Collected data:
———
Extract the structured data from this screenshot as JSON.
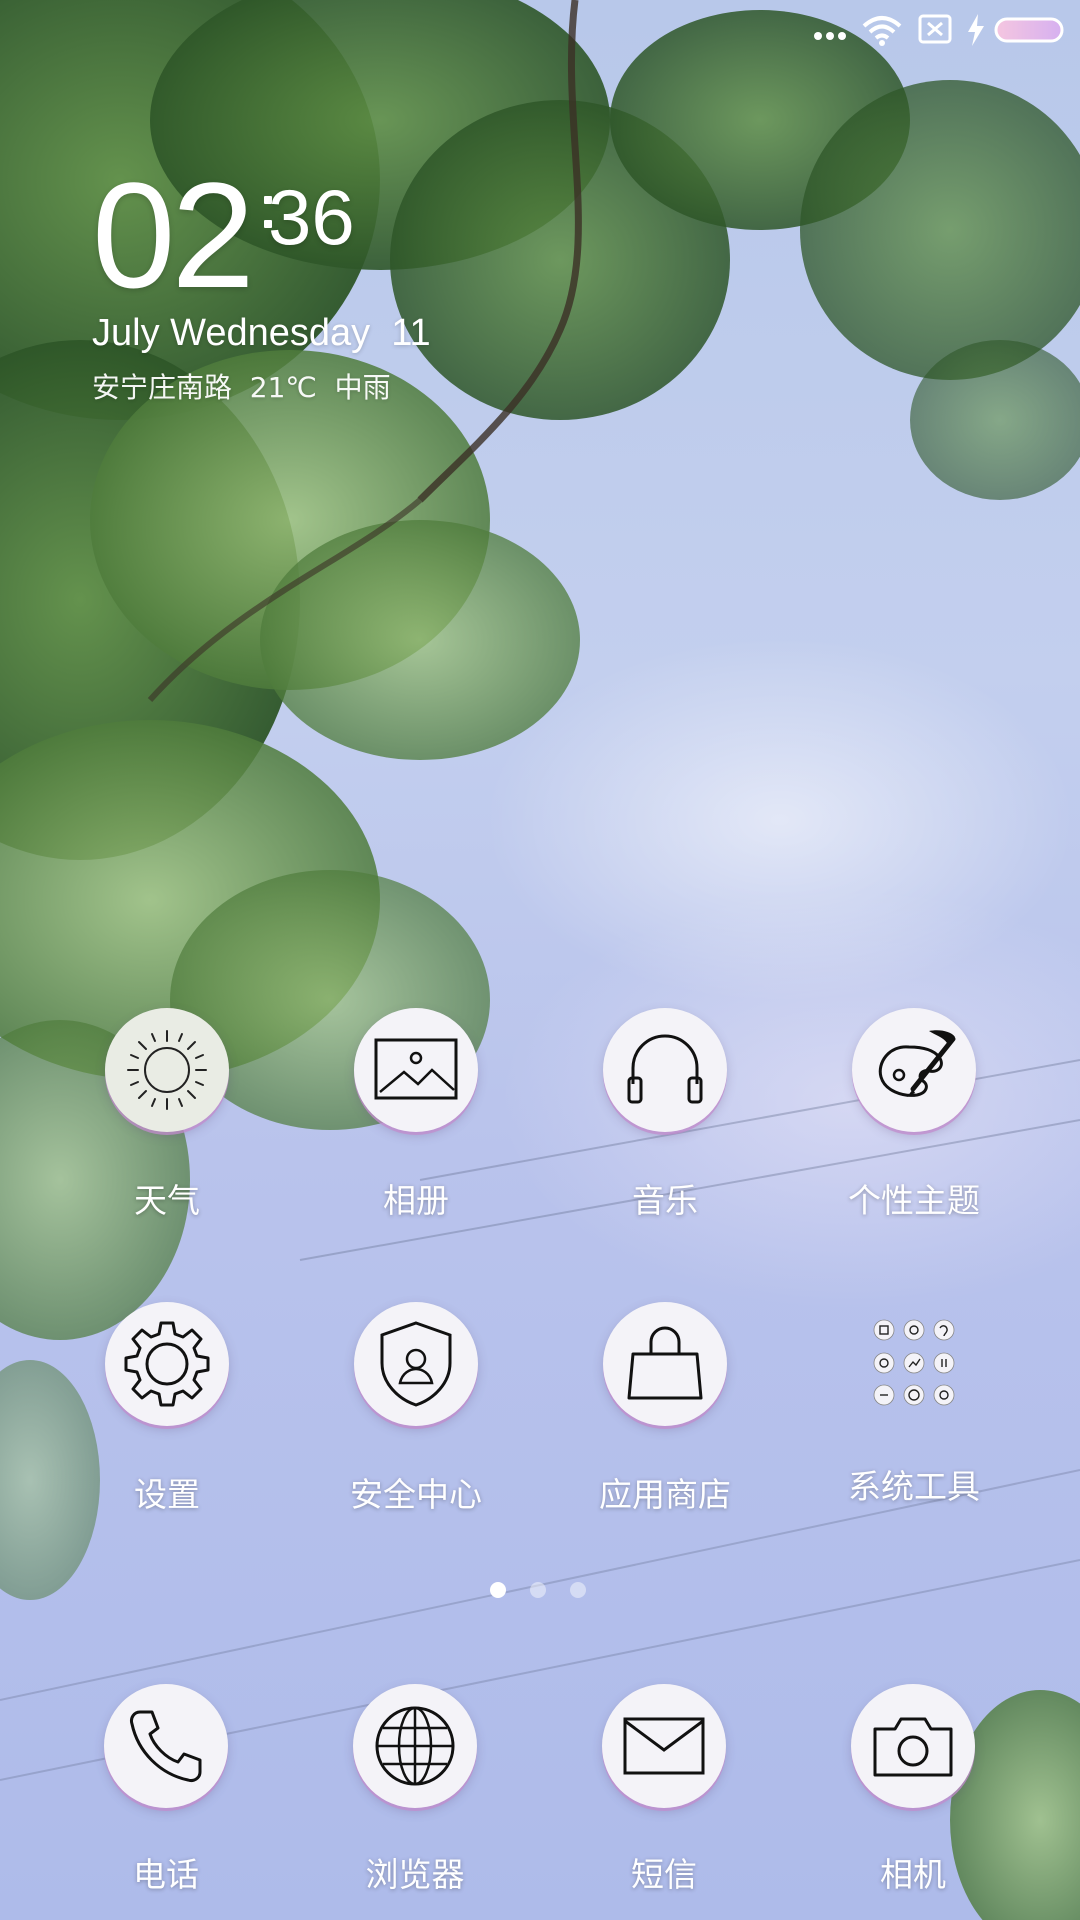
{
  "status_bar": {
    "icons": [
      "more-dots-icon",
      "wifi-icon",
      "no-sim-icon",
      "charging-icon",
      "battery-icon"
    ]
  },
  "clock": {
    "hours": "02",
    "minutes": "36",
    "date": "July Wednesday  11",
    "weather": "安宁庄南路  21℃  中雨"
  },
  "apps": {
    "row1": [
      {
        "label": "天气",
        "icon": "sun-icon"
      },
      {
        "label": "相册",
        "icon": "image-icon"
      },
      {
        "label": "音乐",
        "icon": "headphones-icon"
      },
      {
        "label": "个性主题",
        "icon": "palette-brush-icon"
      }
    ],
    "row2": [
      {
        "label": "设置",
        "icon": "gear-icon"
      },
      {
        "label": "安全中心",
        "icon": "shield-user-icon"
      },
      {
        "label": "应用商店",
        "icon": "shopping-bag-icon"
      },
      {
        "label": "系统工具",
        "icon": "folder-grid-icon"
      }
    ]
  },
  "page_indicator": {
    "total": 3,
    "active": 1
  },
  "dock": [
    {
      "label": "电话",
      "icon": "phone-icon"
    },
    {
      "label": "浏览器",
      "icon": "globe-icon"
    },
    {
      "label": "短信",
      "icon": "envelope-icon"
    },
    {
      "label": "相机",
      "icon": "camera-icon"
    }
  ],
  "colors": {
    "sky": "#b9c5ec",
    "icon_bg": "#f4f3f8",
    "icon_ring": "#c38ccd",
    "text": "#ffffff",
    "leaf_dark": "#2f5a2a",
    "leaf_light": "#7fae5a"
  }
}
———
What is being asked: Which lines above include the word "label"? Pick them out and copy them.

Task response:
        "label": "天气",
        "label": "相册",
        "label": "音乐",
        "label": "个性主题",
        "label": "设置",
        "label": "安全中心",
        "label": "应用商店",
        "label": "系统工具",
      "label": "电话",
      "label": "浏览器",
      "label": "短信",
      "label": "相机",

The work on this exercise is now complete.